* [Exercise goal]: Search the material for the string "Choi" and reply with how many lines contain it, nothing else.
════════════════════
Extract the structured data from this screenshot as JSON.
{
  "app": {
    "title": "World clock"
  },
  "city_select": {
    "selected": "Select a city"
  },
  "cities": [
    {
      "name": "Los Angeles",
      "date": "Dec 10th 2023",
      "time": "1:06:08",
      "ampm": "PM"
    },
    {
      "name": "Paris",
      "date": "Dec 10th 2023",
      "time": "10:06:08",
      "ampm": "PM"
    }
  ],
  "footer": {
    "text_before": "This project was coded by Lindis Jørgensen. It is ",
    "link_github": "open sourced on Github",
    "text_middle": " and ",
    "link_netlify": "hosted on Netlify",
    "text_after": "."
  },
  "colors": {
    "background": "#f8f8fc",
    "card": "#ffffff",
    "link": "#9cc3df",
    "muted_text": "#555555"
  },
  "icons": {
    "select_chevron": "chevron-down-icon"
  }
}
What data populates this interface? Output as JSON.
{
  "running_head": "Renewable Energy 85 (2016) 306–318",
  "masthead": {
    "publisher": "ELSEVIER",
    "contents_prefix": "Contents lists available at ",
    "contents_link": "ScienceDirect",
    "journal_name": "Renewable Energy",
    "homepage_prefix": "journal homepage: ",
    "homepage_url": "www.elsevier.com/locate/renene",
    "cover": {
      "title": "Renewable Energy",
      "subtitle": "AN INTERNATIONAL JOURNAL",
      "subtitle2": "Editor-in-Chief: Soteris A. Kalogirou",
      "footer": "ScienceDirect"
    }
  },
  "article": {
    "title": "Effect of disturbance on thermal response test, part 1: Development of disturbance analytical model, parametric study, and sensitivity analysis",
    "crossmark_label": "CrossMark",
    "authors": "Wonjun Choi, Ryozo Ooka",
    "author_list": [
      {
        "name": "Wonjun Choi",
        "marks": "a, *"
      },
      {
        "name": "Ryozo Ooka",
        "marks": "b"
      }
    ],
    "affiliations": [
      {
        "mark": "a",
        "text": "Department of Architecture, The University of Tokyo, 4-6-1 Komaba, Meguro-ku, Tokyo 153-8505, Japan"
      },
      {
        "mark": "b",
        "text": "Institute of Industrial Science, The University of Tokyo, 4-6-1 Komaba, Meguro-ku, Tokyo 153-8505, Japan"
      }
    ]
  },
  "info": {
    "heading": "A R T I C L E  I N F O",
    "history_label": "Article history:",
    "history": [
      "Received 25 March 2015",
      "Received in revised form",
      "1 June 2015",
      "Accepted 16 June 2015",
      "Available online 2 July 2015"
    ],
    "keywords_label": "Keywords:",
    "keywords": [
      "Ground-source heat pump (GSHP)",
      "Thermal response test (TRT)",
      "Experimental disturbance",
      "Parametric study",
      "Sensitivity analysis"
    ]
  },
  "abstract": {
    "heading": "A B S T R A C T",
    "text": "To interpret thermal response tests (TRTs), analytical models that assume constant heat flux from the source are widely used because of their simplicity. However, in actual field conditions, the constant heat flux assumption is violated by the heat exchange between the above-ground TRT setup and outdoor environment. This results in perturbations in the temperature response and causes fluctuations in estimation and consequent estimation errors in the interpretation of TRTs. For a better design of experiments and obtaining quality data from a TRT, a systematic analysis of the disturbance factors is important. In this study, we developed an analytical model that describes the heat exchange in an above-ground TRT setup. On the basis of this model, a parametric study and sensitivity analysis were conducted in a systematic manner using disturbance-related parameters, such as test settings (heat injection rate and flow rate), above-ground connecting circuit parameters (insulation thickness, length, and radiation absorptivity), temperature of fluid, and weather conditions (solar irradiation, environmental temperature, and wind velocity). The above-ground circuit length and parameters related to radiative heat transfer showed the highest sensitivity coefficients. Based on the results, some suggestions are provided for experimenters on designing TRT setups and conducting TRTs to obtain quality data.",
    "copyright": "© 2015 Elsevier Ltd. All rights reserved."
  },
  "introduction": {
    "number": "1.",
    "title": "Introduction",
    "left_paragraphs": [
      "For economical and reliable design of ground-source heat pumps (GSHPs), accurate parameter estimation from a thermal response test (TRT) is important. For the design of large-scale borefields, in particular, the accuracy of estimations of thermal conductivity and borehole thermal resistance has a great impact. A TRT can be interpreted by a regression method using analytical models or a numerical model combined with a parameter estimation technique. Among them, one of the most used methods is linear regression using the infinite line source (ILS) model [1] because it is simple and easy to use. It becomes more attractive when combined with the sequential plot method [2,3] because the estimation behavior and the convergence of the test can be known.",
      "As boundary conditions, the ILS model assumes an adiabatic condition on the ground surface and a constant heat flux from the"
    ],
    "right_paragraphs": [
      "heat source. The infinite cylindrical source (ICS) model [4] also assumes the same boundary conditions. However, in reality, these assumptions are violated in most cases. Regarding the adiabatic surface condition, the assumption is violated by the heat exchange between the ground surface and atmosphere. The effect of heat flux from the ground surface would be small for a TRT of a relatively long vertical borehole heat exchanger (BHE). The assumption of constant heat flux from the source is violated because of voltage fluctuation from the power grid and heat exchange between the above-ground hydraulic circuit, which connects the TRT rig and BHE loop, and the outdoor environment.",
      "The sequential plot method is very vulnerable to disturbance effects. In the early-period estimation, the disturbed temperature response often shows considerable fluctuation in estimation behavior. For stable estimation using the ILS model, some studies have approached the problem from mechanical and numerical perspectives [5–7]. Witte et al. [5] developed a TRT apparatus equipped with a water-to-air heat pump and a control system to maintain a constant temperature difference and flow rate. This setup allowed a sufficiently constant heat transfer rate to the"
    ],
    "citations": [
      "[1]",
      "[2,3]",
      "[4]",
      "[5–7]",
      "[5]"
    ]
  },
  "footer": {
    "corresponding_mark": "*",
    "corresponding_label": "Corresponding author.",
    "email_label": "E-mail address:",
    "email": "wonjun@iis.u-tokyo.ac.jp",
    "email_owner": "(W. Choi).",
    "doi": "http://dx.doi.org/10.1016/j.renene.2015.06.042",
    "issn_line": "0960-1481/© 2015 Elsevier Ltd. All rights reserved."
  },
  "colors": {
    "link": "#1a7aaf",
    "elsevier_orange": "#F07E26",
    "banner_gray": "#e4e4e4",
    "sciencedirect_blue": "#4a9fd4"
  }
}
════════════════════
* [Result]: 3